Hardiman said he has the executive experience and vision needed for the job, even if he’s only got about $550 in his campaign fund – compared to about $4.5 million for Quinn.

“The state is broke, okay?” he said. “We need some money, don’t get me wrong, but the thing is we could beat Quinn with $1 million.”

Even raising $1 million likely will be a difficult prospect for Hardiman, given he raised only about $15,000 in the last three months of last year, and more than $13,000 of that was a loan from Hardiman himself.

As for his lack of experience in elected government, Hardiman said, “The experienced politicians throughout Illinois are leading the state to bankruptcy, okay? We’re on the ‘Midnight Train to Georgia.’ I just want to make that clear.’”

Hardiman said his experience with grassroots-level organizing can help improve conditions for everyday people in Illinois.

When he talked about increasing school funding and improving the state’s employee pension stability, he said he does have new revenue in mind.

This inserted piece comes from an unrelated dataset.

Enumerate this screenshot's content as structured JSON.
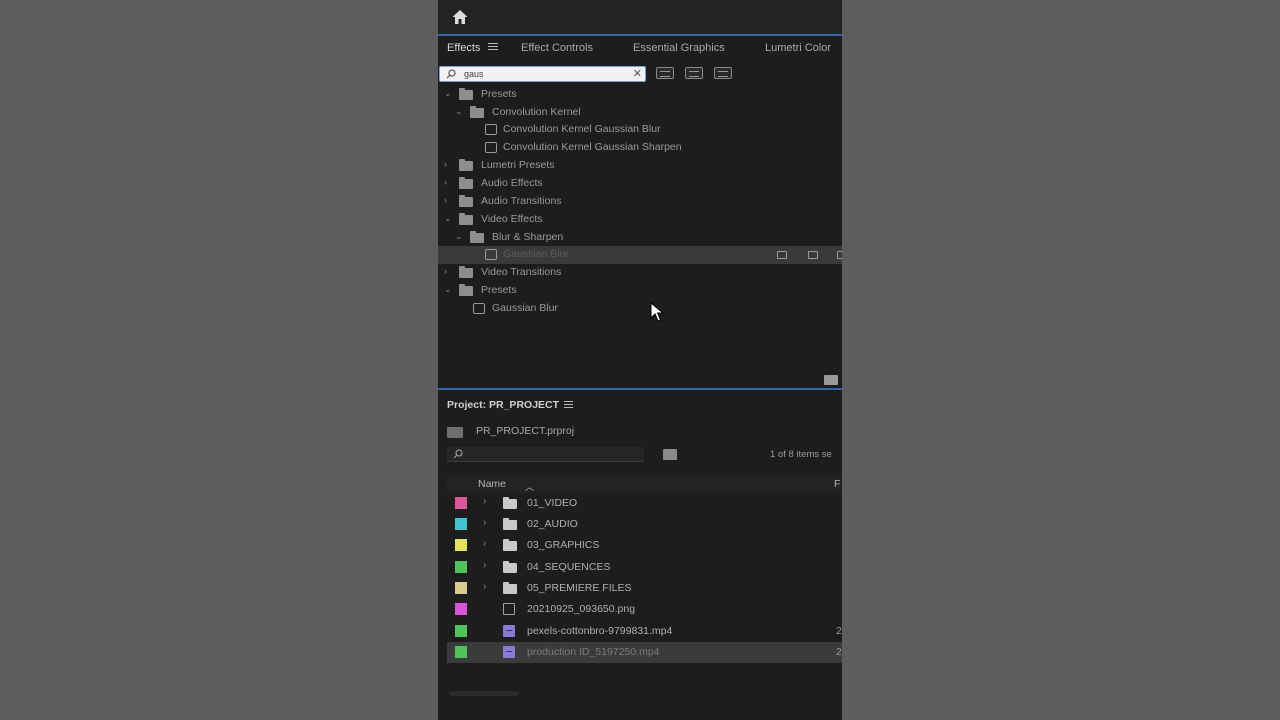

“What I’m looking at is opening up three new casinos in Illinois,” he said. “The only difference, I pledge to make them state-owned casinos, and the money will go right into an education fund, and the money will also go into reducing the state deficit.”

Hardiman’s lieutenant governor running mate Brunell Donald said the race against Quinn is a battle between the haves and have-nots.

“The people make the decision about who goes into that chair, not Pat Quinn, not the media,” she said.

Hardiman and Donald are the guests on this weekend’s “At Issue” program, airing at 9:30 a.m. and 9:30 p.m. on Sunday, Jan. 19.